**WORK INSTRUCTIONS**
Would you copy each line of the records that includes the word "Happy"?

== MATERIAL PROVIDED

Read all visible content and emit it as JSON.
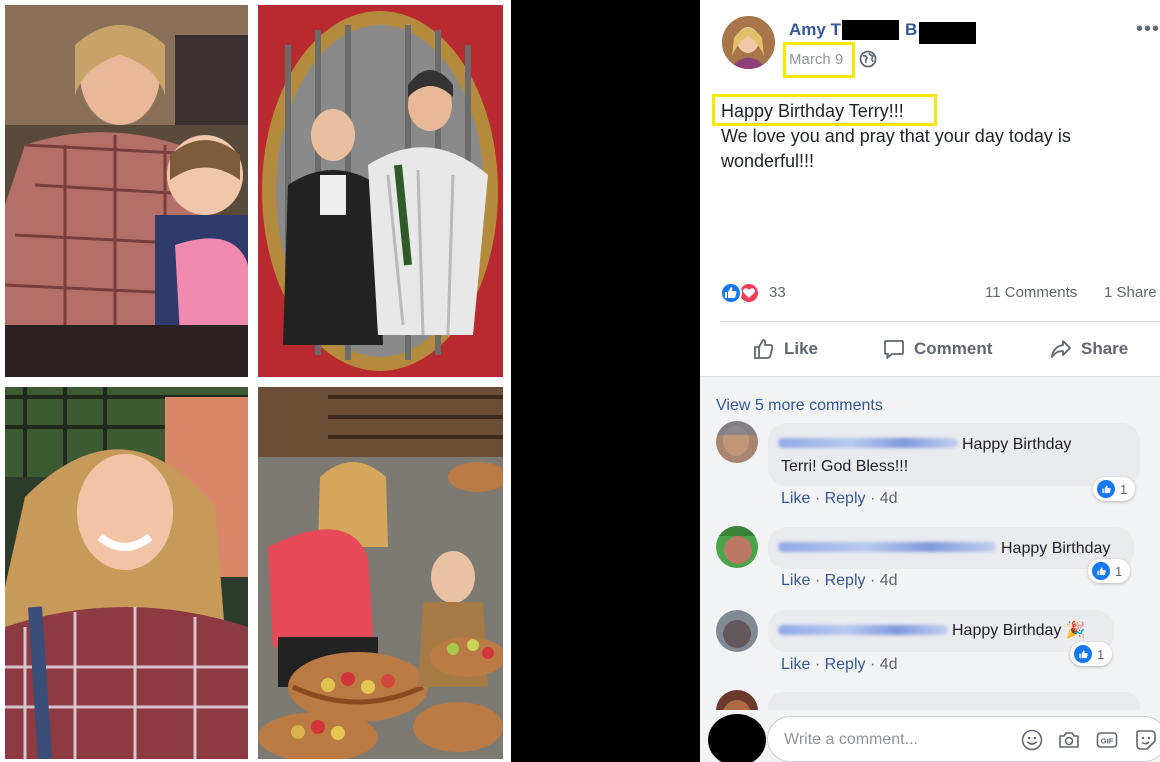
{
  "post": {
    "author_visible": "Amy T",
    "author_initial": "B",
    "date": "March 9",
    "privacy_icon": "globe-icon",
    "more_label": "•••",
    "text_line1": "Happy Birthday Terry!!!",
    "text_line2": "We love you and pray that your day today is wonderful!!!",
    "reaction_count": "33",
    "comments_count": "11 Comments",
    "shares_count": "1 Share"
  },
  "actions": {
    "like": "Like",
    "comment": "Comment",
    "share": "Share"
  },
  "comments": {
    "view_more": "View 5 more comments",
    "items": [
      {
        "text_a": "Happy Birthday",
        "text_b": "Terri! God Bless!!!",
        "like": "Like",
        "reply": "Reply",
        "time": "4d",
        "likes": "1"
      },
      {
        "text_a": "Happy Birthday",
        "like": "Like",
        "reply": "Reply",
        "time": "4d",
        "likes": "1"
      },
      {
        "text_a": "Happy Birthday 🎉",
        "like": "Like",
        "reply": "Reply",
        "time": "4d",
        "likes": "1"
      }
    ],
    "separator": "·"
  },
  "composer": {
    "placeholder": "Write a comment...",
    "icons": [
      "emoji-icon",
      "camera-icon",
      "gif-icon",
      "sticker-icon"
    ]
  },
  "colors": {
    "link": "#365899",
    "highlight": "#f6e800",
    "like_blue": "#1877f2",
    "love_red": "#f33e58"
  }
}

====

**RESPONSE BELOW**
    "text_line1": "Happy Birthday Terry!!!",
        "text_a": "Happy Birthday",
        "text_a": "Happy Birthday",
        "text_a": "Happy Birthday 🎉",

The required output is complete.